**Exercise input:**
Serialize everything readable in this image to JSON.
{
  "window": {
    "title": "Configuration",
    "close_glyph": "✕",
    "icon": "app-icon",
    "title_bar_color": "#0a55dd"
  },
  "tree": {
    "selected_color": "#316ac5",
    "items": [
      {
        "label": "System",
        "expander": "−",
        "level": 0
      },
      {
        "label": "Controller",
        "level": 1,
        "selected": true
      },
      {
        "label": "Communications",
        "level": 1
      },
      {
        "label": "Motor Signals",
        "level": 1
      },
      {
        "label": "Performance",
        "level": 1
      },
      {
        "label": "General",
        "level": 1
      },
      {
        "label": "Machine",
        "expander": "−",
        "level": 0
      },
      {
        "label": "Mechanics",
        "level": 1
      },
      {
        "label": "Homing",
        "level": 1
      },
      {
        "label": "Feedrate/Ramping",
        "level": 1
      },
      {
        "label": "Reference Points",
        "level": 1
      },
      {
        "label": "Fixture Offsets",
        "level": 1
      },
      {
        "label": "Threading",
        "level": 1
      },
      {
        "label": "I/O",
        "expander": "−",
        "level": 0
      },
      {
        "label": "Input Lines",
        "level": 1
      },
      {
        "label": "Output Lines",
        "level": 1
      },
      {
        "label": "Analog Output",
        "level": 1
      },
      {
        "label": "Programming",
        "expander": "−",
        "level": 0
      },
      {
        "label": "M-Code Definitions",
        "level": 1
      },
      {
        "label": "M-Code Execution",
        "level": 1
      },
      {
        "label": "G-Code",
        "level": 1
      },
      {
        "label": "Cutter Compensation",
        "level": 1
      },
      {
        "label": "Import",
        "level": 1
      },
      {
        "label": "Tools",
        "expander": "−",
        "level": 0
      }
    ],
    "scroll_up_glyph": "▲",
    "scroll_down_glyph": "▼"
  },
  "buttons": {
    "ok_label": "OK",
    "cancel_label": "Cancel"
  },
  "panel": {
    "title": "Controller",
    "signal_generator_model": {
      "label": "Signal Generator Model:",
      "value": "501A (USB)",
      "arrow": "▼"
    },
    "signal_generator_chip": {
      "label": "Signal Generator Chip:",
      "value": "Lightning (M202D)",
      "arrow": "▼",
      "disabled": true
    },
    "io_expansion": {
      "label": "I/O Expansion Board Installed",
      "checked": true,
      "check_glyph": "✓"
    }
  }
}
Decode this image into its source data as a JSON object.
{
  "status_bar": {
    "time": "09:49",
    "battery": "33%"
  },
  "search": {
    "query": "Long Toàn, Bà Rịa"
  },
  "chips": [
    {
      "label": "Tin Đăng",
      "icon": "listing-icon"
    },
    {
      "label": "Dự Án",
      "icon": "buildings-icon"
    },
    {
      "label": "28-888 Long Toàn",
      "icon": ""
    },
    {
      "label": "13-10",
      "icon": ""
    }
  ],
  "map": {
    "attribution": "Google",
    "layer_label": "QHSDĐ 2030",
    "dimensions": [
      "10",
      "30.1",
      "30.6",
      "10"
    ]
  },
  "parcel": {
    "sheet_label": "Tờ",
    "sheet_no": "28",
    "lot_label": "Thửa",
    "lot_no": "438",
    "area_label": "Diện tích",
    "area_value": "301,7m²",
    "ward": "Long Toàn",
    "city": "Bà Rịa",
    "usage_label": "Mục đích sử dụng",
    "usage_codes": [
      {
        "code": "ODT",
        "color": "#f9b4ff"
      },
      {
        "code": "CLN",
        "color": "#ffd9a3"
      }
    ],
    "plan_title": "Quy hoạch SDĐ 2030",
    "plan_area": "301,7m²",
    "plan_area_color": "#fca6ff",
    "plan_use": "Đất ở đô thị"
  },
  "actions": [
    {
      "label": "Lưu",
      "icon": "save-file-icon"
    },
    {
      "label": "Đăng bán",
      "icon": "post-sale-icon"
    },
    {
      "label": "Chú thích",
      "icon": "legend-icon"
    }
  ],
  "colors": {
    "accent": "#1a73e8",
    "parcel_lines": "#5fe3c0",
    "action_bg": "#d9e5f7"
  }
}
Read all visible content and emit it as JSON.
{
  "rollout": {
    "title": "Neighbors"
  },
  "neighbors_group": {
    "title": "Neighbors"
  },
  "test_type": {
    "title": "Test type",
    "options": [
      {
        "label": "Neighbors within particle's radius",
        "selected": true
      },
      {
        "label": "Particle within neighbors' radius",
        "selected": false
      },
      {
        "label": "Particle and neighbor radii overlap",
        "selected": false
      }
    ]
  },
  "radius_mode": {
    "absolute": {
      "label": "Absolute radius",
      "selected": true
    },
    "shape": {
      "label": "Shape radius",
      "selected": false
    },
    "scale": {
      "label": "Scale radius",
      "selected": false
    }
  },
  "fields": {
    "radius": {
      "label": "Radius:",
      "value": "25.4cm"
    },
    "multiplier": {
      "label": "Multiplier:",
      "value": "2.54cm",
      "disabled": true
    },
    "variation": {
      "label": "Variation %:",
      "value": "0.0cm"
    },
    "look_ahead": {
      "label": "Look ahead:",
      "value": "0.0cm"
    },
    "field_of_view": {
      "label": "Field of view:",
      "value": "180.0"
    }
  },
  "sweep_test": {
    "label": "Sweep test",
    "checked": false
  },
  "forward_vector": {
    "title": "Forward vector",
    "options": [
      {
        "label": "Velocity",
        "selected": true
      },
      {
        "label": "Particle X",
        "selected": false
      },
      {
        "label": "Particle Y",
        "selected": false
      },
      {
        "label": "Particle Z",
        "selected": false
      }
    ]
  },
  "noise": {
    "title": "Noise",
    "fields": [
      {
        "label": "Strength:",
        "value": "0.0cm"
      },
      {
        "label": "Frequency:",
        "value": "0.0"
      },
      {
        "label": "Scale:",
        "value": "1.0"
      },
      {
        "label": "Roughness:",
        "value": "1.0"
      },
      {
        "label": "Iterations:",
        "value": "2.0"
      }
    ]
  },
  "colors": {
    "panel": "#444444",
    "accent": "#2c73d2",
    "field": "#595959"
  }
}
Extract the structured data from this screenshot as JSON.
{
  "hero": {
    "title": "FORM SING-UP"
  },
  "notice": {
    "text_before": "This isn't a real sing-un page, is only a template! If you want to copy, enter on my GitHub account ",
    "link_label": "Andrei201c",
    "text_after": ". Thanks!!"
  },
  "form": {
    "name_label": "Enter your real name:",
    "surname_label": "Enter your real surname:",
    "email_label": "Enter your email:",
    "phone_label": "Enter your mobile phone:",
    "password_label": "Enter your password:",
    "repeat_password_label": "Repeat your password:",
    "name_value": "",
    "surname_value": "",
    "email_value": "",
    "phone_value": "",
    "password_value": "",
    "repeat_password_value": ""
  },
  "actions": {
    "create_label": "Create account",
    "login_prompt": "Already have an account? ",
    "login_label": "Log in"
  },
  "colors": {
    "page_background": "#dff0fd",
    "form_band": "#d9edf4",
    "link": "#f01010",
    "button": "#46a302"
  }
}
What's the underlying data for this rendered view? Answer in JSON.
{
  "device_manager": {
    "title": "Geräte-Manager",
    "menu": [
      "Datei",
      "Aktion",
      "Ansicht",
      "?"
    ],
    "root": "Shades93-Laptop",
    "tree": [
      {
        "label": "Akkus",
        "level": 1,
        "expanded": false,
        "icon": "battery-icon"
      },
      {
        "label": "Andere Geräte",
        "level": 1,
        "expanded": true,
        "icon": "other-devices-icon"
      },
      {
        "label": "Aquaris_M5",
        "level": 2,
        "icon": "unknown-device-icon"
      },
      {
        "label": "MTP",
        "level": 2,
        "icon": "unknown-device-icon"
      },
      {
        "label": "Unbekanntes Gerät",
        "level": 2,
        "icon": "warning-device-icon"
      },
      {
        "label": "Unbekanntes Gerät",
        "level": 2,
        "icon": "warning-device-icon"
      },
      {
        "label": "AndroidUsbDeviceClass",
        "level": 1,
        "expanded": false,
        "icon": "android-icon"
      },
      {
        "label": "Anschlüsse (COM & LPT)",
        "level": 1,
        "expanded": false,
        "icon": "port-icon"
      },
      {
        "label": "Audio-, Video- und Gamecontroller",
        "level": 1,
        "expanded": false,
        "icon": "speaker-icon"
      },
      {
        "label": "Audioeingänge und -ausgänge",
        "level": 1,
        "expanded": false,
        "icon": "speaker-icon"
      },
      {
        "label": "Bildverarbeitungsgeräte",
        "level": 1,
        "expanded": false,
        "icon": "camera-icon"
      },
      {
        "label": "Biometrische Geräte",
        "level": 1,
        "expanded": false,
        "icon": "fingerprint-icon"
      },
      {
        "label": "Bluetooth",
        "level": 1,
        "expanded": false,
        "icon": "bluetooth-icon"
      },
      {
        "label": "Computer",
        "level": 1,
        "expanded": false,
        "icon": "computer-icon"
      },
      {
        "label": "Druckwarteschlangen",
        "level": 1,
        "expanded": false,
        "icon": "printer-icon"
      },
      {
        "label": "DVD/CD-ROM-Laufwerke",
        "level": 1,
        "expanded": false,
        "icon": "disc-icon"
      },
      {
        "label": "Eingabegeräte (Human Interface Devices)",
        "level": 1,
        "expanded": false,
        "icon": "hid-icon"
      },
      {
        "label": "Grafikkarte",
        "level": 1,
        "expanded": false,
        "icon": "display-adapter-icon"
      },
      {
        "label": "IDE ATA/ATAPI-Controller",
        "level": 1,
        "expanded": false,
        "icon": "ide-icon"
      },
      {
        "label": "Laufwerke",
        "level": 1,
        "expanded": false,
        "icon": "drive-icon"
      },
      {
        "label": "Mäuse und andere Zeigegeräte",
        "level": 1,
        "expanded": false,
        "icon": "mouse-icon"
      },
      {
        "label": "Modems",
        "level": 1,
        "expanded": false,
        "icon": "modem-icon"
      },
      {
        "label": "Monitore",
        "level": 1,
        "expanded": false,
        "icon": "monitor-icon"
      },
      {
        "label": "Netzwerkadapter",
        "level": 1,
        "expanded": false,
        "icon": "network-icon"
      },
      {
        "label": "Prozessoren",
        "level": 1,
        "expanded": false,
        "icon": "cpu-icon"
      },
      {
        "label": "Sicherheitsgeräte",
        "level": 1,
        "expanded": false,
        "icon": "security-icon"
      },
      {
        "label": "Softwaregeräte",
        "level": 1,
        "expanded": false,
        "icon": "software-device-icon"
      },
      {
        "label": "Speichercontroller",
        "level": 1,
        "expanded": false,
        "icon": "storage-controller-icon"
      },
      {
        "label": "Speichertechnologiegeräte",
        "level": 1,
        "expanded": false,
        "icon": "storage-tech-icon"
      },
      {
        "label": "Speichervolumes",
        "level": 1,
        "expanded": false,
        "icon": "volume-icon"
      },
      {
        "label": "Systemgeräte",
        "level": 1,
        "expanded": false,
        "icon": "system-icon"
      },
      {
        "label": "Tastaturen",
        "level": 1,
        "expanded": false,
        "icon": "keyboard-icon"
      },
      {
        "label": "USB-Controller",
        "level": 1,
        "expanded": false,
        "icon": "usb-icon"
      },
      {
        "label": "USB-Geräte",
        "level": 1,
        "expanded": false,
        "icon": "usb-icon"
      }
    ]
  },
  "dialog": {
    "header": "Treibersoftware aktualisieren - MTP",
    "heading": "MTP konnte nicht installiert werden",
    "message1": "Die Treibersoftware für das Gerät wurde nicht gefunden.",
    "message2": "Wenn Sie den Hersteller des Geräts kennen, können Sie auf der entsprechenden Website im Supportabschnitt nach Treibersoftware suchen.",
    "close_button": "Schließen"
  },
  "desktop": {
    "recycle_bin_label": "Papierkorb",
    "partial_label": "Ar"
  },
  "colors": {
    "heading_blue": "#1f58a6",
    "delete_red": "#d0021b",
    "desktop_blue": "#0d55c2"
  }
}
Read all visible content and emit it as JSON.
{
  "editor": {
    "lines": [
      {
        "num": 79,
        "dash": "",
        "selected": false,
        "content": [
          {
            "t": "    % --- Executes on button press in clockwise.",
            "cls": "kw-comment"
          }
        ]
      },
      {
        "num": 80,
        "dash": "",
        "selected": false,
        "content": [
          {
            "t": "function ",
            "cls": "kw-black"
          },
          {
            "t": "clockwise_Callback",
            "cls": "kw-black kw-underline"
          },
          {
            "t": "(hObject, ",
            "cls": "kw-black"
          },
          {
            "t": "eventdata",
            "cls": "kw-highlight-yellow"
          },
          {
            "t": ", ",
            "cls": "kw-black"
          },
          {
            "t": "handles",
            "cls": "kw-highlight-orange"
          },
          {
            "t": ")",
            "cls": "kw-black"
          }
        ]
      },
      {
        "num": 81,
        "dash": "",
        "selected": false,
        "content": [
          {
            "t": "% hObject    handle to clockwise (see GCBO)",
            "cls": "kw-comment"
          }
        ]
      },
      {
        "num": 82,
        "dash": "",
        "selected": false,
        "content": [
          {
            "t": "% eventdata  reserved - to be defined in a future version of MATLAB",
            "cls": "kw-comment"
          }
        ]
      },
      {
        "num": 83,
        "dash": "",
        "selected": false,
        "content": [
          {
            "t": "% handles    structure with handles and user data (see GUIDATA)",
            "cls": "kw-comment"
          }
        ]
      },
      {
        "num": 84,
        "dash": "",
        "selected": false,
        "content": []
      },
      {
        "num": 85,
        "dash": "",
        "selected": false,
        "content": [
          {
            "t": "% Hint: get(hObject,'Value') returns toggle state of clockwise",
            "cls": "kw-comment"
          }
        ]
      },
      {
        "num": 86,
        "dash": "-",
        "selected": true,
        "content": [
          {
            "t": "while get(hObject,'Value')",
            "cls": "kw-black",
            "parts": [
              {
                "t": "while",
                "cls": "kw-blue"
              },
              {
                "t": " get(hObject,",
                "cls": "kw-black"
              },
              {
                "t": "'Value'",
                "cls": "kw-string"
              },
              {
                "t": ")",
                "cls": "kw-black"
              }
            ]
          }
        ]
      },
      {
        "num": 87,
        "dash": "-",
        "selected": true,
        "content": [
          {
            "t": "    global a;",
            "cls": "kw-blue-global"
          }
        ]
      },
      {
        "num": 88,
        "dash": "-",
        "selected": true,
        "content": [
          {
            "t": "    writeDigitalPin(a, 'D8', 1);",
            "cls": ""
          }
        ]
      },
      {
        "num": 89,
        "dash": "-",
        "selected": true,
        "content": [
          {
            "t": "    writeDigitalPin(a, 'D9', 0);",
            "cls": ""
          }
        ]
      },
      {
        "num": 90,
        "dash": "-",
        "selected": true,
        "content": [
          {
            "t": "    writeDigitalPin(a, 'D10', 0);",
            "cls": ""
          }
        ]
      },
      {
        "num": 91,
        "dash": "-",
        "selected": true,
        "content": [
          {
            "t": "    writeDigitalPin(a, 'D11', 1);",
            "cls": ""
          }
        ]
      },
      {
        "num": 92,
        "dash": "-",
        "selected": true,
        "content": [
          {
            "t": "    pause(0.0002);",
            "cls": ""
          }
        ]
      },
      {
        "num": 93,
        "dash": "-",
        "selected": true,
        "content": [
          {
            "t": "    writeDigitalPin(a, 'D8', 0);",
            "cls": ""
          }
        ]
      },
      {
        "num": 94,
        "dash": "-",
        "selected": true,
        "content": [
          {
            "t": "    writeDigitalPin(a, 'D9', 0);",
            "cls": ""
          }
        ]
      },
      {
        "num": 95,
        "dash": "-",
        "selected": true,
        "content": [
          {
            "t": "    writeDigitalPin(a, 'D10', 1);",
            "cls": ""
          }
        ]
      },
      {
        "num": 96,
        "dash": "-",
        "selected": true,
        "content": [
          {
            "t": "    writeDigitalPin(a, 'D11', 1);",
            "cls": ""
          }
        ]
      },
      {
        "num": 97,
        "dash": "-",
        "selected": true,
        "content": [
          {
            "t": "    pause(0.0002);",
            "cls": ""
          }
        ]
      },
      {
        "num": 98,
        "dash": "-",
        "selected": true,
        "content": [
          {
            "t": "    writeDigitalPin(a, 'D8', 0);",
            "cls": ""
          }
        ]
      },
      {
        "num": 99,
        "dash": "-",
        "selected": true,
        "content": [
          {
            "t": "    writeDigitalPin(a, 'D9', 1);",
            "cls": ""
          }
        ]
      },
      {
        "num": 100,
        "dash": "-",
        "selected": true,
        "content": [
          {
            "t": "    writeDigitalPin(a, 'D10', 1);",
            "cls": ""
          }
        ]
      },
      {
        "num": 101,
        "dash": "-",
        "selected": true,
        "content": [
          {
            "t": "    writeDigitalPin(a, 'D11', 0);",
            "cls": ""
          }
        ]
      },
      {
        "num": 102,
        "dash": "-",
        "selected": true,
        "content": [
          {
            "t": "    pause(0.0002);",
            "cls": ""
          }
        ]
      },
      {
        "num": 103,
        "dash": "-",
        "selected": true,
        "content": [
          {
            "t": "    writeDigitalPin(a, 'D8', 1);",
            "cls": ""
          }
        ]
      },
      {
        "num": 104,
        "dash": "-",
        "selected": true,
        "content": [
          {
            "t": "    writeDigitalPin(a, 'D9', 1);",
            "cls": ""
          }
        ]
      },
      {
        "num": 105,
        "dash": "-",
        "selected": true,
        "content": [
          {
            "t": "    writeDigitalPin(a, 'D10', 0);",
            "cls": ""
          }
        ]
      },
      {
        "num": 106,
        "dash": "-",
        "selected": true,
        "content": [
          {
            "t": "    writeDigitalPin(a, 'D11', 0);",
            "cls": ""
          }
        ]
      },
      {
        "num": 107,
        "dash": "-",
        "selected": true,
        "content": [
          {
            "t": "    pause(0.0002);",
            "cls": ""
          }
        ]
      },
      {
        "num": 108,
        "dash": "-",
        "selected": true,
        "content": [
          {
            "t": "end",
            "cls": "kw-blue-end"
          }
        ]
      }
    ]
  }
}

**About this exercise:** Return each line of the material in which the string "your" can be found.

**Expected output:**
    "name_label": "Enter your real name:",
    "surname_label": "Enter your real surname:",
    "email_label": "Enter your email:",
    "phone_label": "Enter your mobile phone:",
    "password_label": "Enter your password:",
    "repeat_password_label": "Repeat your password:",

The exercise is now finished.